Domestic Workers Bill of Rights, Minimum Wage Increase, and More, in Store for California Employees Beginning January 2014
In October 2013, Governor Brown signed several significant bills that increase and protect the earnings of low-wage and immigrant workers. After years of stagnation and prior unsuccessful attempts, the state minimum wage will finally see an increase after the approval of AB 10 (Asm. Alejo). The new law raises the $8 an hour minimum wage to $9 an hour, effective July 1, 2014, and from $9 an hour to $10 an hour, effective Jan. 1, 2016.
Domestic workers will also see an increase in wages after scoring a historic victory with AB 241 (Asm. Ammiano), known as the “Domestic Workers Bill of Rights.” This law mandates overtime compensation for domestic workers in California who work over 9 hours in a day and over 45 hours in a week.
Bills to protect wages were also a highlight of this year’s legislative session. SB 496 (Sen. Monning), signed by the Governor this year, makes it easier for workers to pursue a claim for unpaid wages by eliminating the threat of potentially ruinous liability if they ultimately do not succeed on their claim.
Car wash workers gained much-needed protections when Governor Brown eliminated the sunset date on one of the most effective tools for combating wage theft in the car wash industry. AB 1387 (Asm. Hernandez) now permanently requires car washes to register and obtain a bond to fund an account for car wash workers who cannot collect their wages.

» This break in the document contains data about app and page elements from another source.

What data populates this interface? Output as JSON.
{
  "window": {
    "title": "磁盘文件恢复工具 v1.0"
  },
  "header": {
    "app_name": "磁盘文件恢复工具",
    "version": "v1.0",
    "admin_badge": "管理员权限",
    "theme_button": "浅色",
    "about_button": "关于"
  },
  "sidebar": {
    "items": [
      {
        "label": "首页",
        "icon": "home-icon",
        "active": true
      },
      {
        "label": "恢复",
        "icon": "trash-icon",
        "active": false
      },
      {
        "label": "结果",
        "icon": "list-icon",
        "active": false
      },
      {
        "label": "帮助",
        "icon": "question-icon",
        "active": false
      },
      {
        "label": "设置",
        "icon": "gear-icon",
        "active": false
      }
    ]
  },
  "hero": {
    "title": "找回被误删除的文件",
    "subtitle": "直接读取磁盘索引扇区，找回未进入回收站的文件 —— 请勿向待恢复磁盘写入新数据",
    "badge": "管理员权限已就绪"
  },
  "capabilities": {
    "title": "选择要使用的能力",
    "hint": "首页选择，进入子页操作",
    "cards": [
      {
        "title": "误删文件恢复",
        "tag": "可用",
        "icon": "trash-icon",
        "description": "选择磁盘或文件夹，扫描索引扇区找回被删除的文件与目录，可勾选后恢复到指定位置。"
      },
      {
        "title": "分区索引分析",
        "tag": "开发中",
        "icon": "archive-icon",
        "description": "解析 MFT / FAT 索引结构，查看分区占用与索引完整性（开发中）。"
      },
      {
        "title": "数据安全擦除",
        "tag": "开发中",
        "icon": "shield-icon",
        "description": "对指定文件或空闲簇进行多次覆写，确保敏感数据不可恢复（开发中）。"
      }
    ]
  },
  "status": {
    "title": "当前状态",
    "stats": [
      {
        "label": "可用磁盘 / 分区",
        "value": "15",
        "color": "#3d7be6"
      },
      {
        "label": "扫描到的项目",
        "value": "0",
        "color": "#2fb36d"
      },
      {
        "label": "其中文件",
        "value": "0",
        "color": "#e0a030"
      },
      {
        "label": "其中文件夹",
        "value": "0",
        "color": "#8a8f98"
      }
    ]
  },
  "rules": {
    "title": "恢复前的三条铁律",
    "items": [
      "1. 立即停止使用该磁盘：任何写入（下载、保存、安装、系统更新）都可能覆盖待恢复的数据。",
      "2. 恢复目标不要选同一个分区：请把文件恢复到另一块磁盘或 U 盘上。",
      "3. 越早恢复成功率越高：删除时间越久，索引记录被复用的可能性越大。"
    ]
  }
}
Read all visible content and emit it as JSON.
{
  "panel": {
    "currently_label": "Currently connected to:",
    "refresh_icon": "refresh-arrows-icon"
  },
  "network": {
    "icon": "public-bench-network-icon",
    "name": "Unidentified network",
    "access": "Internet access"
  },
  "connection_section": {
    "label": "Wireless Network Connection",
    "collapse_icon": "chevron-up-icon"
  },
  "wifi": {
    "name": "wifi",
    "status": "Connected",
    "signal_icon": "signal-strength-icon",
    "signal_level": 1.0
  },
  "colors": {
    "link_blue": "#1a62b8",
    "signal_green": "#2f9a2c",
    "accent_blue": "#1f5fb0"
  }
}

The Fair Paycheck Act, which would have helped all workers collect their unpaid wages, unfortunately suffered a defeat this year due to heavy lobbying by special interest groups in big business and banking. This bill would have authorized an employee to record and enforce a wage lien upon an employer’s property. Though unsuccessful, the Fair Paycheck campaign, led by a broad coalition of low wage worker advocates, will continue to fight and will make another legislative attempt next year.
AB 263 (Asm. Hernandez) and SB 666 (Sen. Steinberg) constitute a huge victory for low wage and immigrant workers. These bills protect and promote the rights of immigrant workers who suffer from pervasive abuse in the workplace. The bills help workers assert their rights by clarifying that retaliation protected under Labor Code 98.6 broadly includes any adverse actions (including threats of deportation). Additionally, these bills clarify that workers do not have to go through the cumbersome process of filing administrative complaints unless the Labor Code expressly requires it. Another immigrant workers’ rights bill signed this year, AB 524 (Asm. Mullin), makes it a crime for employers or their attorneys to use threats of deportation to exploit immigrant workers.
Whistleblowers also receive some added protection under SB 496 (Sen. Wright), which expands Labor Code 1102.5 to cover workers who are preemptively fired before they can report any wrongdoing and to cover a broader range of disclosures.
SB 770 (Sen. Jackson) was the only family care bill signed by the Governor into law. This bill expands the Paid Family Leave Program to provide wage replacement for workers taking care of seriously ill grandparents, grandchildren, siblings, and parents-in-law.
Governor Brown also signed several bills to help strengthen California’s workplace anti-discrimination and anti-harassment laws. He also signed bills that expand workplace protections for veterans and those in the military. Significantly, SB 400 not only prohibits discrimination against victims of domestic violence, it also requires employers to provide victims with reasonable accommodations. The Governor also approved SB 292 (Sen. Corbett), which strengthens sexual harassment protections, particularly with same-sex harassment, by clarifying that harassing conduct need not be motivated by sexual desire.
Former offenders will also find some added protections and help securing employment with the approval of AB 218 (Asm. Dickinson). This new law prohibits state and local agencies from asking an applicant to disclose information regarding a criminal conviction until after the agency has first determined whether the applicant meets minimum qualifications for the position.
All of the bills signed this year will take effect January 1st of 2014 and represent huge victories for workers and working families in California.